The company is finally laying out the details of Office 365 University, its subscription-based software suite aimed at higher-education students, faculty, and staff.
Available first quarter next year, Office 365 will cost $79 for a four-year subscription (or, as Microsoft points out, $1.67 per month). The suite comes with Microsoft Word, PowerPoint, Excel, OneNote, Outlook, Publisher, and Access.
Alongside the software, the subscription comes with an extra 20GB of Skydrive space, 60 Skype “world minutes” per month, and Office on Demand, which lets you use the software on any PC.
With the extras, Microsoft aims to create a compelling bargain for college kids not willing to pay for the more expensive alternate Office packages. And something tells me students will respond to it (assuming they’re comfortable with not technically “owning” the software.)

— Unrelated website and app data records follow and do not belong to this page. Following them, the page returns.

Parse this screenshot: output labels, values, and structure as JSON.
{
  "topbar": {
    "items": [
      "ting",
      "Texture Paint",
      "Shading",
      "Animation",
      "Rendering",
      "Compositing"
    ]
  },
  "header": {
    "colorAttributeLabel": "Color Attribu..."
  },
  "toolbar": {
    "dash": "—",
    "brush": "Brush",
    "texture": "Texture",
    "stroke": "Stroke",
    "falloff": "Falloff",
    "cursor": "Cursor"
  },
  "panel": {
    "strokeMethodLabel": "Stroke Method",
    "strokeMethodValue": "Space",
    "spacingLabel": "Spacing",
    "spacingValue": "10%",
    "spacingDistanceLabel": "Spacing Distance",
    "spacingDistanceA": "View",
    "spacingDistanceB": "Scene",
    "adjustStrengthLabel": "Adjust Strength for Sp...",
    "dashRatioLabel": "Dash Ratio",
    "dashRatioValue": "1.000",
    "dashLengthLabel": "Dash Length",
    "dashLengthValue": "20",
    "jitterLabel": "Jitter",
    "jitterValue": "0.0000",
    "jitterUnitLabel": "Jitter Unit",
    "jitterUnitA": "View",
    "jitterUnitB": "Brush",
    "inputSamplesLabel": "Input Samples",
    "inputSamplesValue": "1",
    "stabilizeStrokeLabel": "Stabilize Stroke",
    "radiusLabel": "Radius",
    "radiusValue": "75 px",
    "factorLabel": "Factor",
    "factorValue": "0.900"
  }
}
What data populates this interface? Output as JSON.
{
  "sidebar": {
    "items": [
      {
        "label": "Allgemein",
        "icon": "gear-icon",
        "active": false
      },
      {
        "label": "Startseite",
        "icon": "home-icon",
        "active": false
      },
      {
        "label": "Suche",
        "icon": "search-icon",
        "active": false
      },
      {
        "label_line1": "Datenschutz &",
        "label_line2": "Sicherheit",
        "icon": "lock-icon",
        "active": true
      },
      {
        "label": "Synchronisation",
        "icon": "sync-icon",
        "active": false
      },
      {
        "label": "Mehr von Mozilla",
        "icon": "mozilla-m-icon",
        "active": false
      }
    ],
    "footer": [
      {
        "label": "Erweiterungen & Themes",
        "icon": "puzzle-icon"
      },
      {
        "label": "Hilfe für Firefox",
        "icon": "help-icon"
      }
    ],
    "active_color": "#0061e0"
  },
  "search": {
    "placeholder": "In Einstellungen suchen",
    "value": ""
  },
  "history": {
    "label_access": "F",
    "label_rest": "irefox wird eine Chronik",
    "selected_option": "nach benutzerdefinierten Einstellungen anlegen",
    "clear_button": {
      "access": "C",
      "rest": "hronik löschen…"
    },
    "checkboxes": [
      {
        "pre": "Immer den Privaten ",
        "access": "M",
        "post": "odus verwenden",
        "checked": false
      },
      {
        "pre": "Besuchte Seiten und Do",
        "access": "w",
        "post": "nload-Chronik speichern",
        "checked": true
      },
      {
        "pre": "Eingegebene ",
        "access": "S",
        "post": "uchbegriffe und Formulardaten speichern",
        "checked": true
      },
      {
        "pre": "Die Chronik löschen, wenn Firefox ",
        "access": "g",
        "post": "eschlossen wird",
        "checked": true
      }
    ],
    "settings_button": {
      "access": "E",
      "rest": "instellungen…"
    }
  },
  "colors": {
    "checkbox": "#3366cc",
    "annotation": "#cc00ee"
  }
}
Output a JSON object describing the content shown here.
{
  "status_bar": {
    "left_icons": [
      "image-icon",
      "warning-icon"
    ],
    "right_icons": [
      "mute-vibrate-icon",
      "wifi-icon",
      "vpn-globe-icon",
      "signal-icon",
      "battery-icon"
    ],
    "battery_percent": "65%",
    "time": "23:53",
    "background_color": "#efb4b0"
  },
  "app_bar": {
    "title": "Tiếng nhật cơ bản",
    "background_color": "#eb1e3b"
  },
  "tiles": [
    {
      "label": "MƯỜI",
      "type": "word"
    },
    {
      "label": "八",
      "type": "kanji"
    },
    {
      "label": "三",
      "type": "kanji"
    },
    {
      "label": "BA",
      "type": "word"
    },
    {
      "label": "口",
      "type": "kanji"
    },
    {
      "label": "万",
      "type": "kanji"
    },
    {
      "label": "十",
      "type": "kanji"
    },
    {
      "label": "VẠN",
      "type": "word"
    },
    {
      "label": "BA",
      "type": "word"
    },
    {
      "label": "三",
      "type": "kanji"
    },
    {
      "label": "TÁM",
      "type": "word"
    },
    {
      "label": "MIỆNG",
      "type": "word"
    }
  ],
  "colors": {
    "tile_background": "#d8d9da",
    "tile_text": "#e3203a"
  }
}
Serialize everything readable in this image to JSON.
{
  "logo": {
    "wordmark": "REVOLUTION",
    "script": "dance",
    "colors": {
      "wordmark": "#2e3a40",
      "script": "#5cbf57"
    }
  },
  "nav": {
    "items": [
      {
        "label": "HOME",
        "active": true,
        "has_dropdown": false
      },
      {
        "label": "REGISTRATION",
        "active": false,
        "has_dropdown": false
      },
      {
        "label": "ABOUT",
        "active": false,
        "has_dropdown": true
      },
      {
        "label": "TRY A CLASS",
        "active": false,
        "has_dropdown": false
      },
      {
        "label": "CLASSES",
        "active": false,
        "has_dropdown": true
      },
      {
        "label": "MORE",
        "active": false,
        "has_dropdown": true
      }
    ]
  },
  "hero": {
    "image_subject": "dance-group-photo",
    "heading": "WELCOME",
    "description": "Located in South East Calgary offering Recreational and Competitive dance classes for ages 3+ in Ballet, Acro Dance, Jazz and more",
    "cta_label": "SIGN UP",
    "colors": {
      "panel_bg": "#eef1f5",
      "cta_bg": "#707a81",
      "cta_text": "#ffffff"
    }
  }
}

As the announcement shows, Microsoft is intent on shifting Office away from being just software: It’s a service now, too. Microsoft doesn’t want its relationship with customers to end after they buy its software. Make no mistake, subscriptions are a big part of the future of Office.